Counterpoint | 2004 | ISBN: 1582433070 | English | 264 pages | PDF | 37.8 MB

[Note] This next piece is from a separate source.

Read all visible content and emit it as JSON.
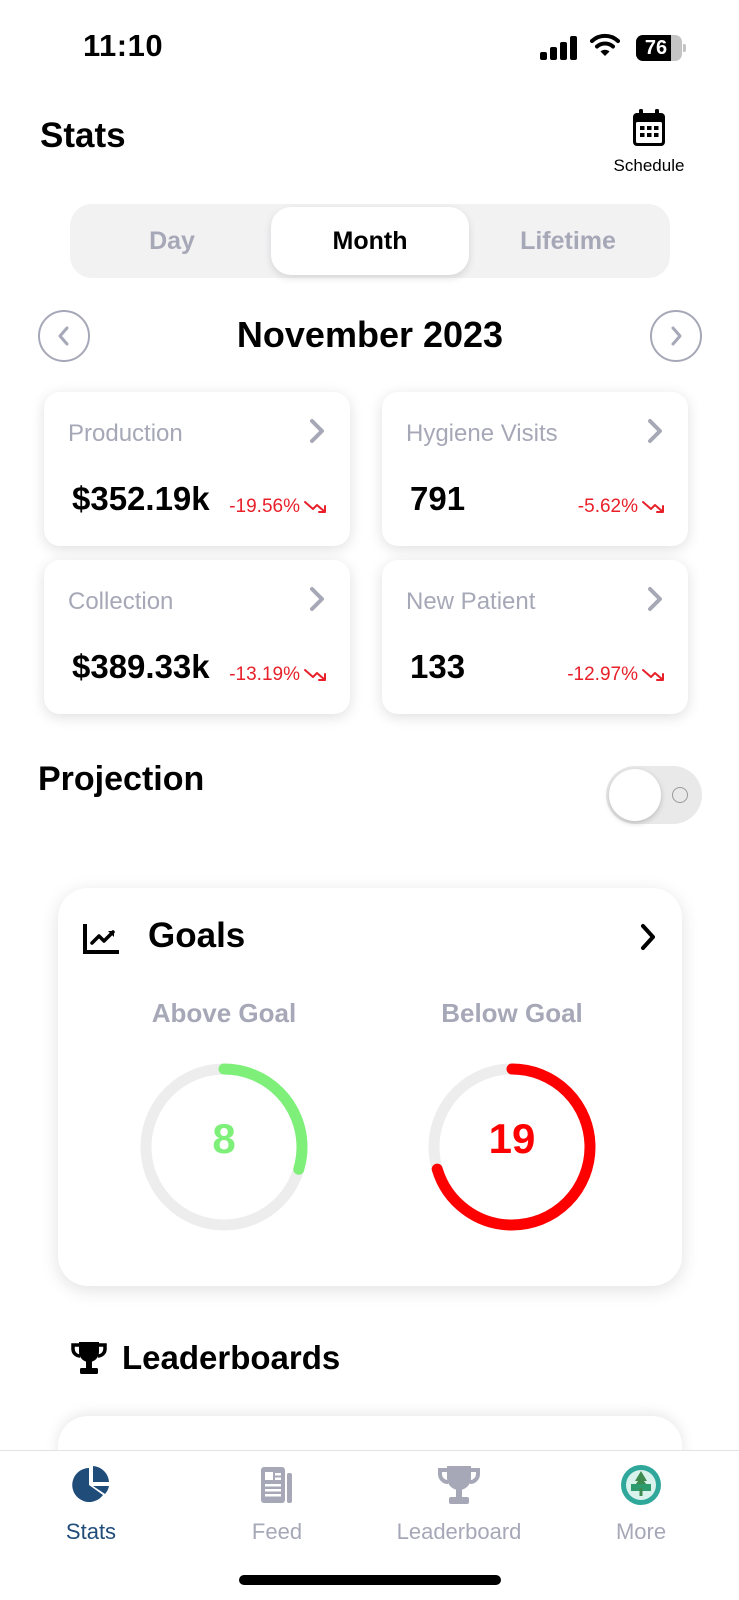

This rousing history of Goya's life and times opens with a devastating anecdote about his most notorious model. Evidently the 13th duchess of Alba, "by every account a mankiller," once picked up a poor seminarian while cruising incognito and forced him to dine her so lavishly that he had to forfeit his trousers when the bill came. Connell takes the painter's career as a vantage point from which to portray Spain at the end of the 18th century. As the ambitious young artist from Saragossa was attempting to climb the ladder of imperial favor, the House of Bourbon was in decline, its empire dominated by a despotic Inquisition and a terrible heedlessness of what was happening on the other side of the Pyrenees. By the time the French invaded, Goya's hard-won status was unassailable, even by his own brutal honesty, and remained so through the ensuing upheavals, his work growing more satirical and embittered with each change of regime. One of the chief puzzles about Goya is how he managed to retain the favor of his patrons while making them look awful and, conversely, how he correlated his political conscience with his persistent ambition. Instead of answering these questions, Connell explores the rich perversities of the whole epoch, thus rendering the painter's peculiarities more authoritative than mysterious. The loosely structured narrative includes canny, sometimes hilarious character sketches, wry reportage of contemporary horrors and opinionated engagements with his many sources, including such entertaining figures as Casanova and Lady Elizabeth Holland. On the paintings, he makes only occasional, though pointed, commentary. This is, in short, an old-fashioned, belle-lettristic biography, full of erudition, unobtrusive scholarship and personality, whether its subject's or its author's being really beside the point; readers of Robert Hughes's recent Goya will want Connell's cultural reportage as counterpoint.